In Hopley Farm, Harare, 8,500 adults live in makeshift housing: out of 2,000 school age children, 75% are out of formal school. (July 2010)
By Busani Mpofu
The World Bank estimated urban poverty in Zimbabwe in 1990/91 to be 12 percent while the 1995 Poverty Assessment Study found urban poverty to be 39 percent. In January 2009, Save the Children estimated that 10 out of 13 million Zimbabweans, over 75 percent of the population, were living in ‘desperate poverty.’ In April 2010, UNICEF noted that 78 percent of Zimbabweans were “absolutely poor” and 55 percent of the population, (about 6.6 million) lived under the food poverty line while New Zimbabwe estimated that more than 65 percent of Zimbabweans lived below the poverty datum line in December 2009. Recently, commentators have argued that it is very clear that poverty is increasing in the country. The sense we get from the above statistics is that some agencies have defined certain percentages of Zimbabweans as poor, below some abstractly conceived poverty lines. The statistics, however, do not tell us how long those poor people have existed in poverty conditions or the historical and social dimensions of people’s understandings of poverty-what it is to ‘be poor.’
This article attempts to tackle some perceptions about poverty in Zimbabwe, partly addressing the issue of the changing understandings of what being ‘poor’ has meant to those perceived as poor. Drawing from the experiences of the urban poor, I also attempt to explore historical and social dimensions of people’s understandings of poverty-what it is to ‘be poor’. This is partly because what people do for themselves, as poverty alleviation strategies, presumably turns crucially on how they understand their own circumstances (rather than on whether the state or some other agency defines them as poor or not). Inevitably, the centrality of unemployment as the main cause of poverty featured high among urban Africans during the colonial period. The conception of unemployment, however, appeared to have changed in the post-colonial era especially after 2000 when some professional jobs like teaching began to be associated with poverty.
Perceptions on identifying poverty, its causes and solutions as perceived by the poor themselves, politicians, planners, practitioners, academics and outsiders vary considerably.
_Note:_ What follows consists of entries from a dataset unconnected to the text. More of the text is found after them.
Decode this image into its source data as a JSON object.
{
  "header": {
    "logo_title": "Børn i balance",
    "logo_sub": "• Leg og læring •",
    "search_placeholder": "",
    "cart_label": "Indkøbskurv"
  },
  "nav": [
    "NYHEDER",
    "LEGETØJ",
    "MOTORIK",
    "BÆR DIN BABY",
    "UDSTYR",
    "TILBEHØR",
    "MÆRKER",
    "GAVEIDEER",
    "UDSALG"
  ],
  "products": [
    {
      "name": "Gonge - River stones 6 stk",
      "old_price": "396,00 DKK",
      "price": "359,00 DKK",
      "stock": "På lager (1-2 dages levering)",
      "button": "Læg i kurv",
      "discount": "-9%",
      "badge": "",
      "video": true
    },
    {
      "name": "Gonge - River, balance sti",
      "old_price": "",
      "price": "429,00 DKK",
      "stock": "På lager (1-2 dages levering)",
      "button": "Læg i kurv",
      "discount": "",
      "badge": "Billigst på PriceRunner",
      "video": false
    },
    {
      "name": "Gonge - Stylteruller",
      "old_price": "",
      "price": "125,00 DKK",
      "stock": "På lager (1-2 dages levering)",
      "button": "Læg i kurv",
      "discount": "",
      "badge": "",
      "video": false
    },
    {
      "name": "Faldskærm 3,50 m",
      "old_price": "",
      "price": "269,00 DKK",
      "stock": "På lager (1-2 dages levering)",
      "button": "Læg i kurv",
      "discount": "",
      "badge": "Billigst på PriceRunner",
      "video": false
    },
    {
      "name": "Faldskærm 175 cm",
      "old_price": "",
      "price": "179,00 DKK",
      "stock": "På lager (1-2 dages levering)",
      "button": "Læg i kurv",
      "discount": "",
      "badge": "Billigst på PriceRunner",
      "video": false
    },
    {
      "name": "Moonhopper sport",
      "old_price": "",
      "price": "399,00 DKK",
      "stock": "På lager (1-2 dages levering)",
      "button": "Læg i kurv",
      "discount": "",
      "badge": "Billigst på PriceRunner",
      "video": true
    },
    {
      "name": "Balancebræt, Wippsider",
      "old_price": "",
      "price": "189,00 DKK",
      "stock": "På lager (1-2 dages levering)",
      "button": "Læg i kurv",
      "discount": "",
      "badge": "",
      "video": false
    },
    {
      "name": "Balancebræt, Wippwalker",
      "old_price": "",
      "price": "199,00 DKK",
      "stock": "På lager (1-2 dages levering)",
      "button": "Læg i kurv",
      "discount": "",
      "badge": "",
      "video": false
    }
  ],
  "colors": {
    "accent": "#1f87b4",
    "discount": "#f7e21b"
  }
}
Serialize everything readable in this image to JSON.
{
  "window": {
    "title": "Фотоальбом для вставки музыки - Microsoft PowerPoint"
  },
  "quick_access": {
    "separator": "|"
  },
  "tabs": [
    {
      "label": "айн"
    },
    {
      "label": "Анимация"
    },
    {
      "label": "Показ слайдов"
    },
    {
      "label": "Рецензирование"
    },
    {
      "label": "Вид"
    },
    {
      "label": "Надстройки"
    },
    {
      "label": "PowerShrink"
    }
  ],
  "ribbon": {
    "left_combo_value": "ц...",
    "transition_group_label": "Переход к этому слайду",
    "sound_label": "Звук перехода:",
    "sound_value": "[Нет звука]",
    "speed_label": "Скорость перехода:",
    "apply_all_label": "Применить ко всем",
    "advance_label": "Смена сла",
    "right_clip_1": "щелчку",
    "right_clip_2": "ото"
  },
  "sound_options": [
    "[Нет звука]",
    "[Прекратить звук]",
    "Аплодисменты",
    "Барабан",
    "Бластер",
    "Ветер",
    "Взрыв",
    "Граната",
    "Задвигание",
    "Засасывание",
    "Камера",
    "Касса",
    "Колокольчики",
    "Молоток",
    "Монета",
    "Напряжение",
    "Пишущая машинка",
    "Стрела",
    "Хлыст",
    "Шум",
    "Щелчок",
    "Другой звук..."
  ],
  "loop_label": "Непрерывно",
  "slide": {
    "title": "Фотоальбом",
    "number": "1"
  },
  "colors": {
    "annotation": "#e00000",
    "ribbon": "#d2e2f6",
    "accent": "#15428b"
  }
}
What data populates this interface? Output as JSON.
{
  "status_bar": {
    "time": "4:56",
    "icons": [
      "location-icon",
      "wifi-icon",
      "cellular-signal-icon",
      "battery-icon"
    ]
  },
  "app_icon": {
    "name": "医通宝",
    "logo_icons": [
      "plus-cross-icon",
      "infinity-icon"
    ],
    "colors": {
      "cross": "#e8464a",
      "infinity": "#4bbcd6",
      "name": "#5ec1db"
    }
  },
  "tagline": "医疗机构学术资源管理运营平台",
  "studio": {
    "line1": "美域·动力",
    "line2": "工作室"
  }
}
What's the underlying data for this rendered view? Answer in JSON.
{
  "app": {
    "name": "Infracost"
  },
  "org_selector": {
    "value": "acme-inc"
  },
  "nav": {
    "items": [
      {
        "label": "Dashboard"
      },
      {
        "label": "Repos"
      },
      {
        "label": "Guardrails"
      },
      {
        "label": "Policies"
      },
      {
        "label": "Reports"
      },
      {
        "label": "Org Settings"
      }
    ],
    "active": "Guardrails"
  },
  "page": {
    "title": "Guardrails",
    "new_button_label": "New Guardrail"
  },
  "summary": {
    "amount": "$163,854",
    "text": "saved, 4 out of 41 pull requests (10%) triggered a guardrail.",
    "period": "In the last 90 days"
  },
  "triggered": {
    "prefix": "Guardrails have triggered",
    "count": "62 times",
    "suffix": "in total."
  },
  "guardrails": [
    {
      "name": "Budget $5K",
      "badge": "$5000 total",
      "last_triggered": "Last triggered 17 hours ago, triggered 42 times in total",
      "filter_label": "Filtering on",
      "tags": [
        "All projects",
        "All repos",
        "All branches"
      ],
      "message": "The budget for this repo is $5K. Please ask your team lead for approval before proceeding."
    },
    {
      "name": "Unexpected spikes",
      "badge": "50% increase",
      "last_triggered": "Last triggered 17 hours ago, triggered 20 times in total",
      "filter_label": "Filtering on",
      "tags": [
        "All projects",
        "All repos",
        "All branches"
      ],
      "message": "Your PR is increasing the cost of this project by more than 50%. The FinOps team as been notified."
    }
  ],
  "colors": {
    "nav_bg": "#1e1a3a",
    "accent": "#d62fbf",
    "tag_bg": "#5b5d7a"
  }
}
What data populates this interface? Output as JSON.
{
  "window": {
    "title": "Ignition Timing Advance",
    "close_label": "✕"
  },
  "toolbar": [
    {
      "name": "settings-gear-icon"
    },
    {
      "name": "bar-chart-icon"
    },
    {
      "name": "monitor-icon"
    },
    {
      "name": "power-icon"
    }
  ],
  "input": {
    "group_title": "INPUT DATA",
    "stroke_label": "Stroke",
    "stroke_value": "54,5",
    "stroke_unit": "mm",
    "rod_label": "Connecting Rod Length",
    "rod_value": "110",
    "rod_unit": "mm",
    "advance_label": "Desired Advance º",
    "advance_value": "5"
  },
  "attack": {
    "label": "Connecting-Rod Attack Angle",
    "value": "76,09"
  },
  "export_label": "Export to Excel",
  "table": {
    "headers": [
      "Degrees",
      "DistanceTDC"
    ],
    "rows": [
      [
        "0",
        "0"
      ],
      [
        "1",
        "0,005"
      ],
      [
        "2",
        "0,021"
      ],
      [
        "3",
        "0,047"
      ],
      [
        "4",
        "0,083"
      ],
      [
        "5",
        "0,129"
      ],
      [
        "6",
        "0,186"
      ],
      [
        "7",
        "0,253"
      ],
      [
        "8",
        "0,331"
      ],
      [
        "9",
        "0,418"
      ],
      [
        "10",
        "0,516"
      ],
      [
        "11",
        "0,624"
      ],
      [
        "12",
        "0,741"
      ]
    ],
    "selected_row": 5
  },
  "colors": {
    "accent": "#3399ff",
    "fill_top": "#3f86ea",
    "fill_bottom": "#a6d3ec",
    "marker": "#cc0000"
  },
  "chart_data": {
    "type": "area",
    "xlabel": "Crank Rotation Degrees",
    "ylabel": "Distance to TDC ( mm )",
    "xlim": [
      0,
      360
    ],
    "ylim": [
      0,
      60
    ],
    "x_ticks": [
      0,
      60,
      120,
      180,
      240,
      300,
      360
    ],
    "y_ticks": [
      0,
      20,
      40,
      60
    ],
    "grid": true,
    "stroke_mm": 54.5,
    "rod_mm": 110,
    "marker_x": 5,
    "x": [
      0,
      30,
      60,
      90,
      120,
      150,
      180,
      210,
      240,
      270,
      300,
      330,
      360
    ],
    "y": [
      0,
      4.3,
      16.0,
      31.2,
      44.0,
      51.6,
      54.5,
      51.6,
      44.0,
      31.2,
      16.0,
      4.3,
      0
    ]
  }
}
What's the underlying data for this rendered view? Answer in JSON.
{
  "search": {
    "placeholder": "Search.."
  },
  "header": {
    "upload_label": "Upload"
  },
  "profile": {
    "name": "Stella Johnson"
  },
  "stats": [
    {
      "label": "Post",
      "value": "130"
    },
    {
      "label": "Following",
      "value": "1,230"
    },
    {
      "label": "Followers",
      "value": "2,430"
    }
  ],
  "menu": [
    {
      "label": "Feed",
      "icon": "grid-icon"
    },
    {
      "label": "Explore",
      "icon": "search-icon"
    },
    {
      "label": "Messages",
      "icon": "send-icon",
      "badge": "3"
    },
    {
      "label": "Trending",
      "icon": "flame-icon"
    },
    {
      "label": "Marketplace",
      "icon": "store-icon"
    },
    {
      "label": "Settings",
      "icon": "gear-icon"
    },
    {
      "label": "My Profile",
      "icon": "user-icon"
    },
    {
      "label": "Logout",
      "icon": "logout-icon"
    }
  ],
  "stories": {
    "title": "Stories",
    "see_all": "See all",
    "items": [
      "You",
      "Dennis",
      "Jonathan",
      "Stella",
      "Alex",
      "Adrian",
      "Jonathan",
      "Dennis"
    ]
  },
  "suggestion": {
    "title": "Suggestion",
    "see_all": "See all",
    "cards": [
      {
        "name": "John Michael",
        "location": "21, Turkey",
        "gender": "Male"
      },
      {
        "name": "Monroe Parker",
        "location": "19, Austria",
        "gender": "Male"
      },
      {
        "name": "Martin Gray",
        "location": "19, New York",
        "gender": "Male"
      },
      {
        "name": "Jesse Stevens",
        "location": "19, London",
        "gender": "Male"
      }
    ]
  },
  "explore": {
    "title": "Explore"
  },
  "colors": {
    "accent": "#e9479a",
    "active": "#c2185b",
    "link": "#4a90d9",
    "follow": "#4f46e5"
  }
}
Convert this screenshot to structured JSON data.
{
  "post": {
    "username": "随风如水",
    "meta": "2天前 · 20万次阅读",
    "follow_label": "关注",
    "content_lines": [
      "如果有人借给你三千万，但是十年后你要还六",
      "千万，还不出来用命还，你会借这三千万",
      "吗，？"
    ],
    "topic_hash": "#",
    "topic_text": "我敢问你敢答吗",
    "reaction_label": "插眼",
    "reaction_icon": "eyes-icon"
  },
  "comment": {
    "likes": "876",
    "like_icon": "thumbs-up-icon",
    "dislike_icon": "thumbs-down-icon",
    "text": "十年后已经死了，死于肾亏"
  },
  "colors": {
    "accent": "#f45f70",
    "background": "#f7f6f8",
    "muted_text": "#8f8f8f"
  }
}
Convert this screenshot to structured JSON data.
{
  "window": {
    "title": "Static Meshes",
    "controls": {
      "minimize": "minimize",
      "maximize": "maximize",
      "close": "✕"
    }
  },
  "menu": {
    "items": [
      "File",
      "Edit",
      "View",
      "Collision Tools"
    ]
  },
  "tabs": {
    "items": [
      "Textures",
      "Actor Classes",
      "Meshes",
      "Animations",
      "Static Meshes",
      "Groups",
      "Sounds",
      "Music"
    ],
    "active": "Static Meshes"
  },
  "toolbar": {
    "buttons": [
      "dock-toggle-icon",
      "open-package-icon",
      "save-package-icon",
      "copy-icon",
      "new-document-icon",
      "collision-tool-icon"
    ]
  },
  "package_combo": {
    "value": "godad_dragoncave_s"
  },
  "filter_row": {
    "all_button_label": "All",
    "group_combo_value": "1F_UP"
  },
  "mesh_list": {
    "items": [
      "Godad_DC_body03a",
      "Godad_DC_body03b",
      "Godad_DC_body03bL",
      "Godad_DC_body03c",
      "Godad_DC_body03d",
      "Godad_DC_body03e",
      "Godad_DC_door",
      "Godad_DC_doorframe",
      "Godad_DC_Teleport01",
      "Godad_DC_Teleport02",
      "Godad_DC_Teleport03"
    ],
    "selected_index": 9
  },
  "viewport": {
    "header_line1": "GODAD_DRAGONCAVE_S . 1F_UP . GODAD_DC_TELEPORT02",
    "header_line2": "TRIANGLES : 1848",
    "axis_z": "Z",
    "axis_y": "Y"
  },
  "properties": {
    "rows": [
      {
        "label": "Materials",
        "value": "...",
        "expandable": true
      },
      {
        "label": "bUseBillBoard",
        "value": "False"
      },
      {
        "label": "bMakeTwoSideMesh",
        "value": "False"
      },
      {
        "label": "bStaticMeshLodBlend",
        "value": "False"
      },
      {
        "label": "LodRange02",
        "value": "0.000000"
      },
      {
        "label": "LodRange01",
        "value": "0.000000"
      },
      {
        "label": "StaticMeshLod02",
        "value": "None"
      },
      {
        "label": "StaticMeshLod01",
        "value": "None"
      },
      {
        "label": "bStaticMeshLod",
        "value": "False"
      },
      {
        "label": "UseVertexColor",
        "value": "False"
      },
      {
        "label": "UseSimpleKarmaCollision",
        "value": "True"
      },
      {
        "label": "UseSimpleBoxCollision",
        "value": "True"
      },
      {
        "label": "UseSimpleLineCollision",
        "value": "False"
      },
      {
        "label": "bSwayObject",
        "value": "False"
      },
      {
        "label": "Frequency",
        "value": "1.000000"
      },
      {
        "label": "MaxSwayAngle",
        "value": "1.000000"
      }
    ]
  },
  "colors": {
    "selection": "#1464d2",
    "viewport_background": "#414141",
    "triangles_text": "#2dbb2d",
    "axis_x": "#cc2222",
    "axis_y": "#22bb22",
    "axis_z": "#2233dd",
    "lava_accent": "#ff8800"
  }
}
Other scholars have contended that the problem of...Read more
Fri, September 16 2011 » Essays, Zimbabwe Review » Leave a comment